Most Republican commentators with any sense are already consigning their party to cold storage, putting it into an induced coma to preserve whatever might survive this humiliation. The lemming-like rush to the political precipice may be premature. Trump is not going to pull out. He decided he wanted the presidency and now he believes himself entitled to it. He's determined to fuck the world whether or not it's willing, and you'd better hope the US is on some sort of birther control. People who do not respect the consent of individuals also tend to lack respect for the consent of the governed. They conceive of democratic consent exactly as they conceive of sexual consent — nice if you can get it, but if you can’t, you still deserve the spoils. This is the dictionary definition of chauvinism, and it is unlikely to be purged from the public mood come 9 November when this deeply unpleasant spectacle is finally over.

The kamikaze chauvinism of the alt-right did not emerge from nowhere. It’s the inevitable end-point of decades of popular discontent channeled and chaperoned by vested interests, the same vested interests that have funded the Republicans and their ilk for generations. For all their maidenly blushes over Trump's crass misogyny, their tardy protestations over his attitude to the half of the population who are mothers, wives and daughters and, somewhat inconveniently, voters, conventional conservatives know that what Trump has done is simply take contemporary right-wing rhetoric to its logical conclusion. He has torn away the modesty curtain of mainstream neoliberal debate and shown the jabbering psychopath behind it. That is profoundly embarrassing, and embarrassment is as likely to make people lash out as it is to make them roll over.

If your entire identity is built on a certain narrative, it is very hard to abandon that narrative even if it is destroying your chances of winning. Living with that sort of dissonance does strange things to the psyche. All sorts of wild, weird notions start creeping in. Words start coming out that make you sound cruel, crazed or both, although if you're running for office, you usually try to hold back from saying them when there are cameras in the vicinity.

Trump is unusual only in that he lacks a filter. He really does say what many people are thinking, and the problem is that just because many people are thinking something does not make it right, or safe, or true. What America and the global conservative consensus see in Trump is their own faces in the haunted mirror of the modern media engine — they are not the only ones staring in horror.
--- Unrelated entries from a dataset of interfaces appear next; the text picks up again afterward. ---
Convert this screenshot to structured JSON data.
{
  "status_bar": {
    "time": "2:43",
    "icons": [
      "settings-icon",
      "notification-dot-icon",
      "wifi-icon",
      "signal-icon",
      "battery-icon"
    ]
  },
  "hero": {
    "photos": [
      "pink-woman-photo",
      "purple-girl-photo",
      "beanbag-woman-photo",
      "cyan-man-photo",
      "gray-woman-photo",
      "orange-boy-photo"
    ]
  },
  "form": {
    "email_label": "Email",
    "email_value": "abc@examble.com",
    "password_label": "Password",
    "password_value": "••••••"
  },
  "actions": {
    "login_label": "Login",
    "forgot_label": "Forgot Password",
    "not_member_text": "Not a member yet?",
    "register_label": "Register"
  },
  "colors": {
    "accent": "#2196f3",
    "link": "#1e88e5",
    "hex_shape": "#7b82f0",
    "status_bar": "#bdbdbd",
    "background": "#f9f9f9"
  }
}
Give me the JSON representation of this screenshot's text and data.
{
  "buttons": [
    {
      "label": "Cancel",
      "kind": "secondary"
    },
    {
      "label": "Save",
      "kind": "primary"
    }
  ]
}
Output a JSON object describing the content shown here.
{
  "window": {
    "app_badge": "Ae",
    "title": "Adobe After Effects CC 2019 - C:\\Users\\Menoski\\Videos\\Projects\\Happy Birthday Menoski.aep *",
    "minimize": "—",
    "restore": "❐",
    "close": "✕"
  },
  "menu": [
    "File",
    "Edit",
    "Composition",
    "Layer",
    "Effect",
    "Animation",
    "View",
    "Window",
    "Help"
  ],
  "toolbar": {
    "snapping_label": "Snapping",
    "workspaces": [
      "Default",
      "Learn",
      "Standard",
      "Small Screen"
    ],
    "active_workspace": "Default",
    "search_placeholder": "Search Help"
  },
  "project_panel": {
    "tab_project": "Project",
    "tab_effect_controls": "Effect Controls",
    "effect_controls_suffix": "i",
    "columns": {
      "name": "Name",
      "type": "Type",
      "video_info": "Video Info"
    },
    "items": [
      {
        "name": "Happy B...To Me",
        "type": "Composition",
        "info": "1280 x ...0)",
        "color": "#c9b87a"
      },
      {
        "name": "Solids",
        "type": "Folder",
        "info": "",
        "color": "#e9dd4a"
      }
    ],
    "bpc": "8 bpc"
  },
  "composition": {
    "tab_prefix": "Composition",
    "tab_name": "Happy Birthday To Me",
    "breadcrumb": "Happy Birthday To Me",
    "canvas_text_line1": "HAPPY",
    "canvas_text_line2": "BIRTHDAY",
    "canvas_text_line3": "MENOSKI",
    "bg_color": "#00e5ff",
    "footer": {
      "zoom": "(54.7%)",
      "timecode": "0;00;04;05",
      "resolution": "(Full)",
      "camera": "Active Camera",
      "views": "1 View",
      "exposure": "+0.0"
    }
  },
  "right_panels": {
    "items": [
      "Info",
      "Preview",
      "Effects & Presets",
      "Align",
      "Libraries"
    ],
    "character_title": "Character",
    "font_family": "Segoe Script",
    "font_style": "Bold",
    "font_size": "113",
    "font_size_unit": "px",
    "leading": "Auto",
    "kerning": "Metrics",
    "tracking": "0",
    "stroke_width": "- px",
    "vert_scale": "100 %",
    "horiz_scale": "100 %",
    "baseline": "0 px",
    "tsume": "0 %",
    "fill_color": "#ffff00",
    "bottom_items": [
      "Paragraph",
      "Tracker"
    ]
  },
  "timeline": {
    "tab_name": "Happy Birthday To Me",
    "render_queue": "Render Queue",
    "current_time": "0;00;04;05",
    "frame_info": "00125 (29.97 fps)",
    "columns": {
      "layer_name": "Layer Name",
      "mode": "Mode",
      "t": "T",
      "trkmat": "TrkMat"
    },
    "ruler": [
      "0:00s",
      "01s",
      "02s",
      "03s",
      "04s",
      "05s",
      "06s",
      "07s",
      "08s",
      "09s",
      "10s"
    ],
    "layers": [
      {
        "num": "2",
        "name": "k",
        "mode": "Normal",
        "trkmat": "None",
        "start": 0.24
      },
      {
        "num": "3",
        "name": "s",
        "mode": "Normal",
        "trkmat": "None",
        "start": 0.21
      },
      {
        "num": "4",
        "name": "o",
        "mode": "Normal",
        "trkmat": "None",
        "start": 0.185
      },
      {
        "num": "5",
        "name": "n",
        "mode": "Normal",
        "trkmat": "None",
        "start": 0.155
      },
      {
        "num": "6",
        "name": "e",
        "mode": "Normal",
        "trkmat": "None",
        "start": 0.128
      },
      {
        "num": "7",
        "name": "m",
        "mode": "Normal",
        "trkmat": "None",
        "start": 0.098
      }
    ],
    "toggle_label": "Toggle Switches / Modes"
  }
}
The problem with being an arrogant sack of hair with the raw energy of the American id sustaining your own swollen ego is that when someone punctures it, you deflate with a fart sound that echoes around the world. Trump deserves every bit of this humiliation, but the movement behind him is driven by the wounded pride of millions — it is ferocious, unpredictable and not at all funny. I'm not laughing. This got beyond a joke years ago. Trump may lose the race, but the war for decency and democracy will continue, and right now all of us are losing.

Laurie Penny is a contributing editor to the New Statesman. She is the author of five books, most recently Unspeakable Things.

This article appears in the 20 October 2016 issue of the New Statesman, Brothers in blood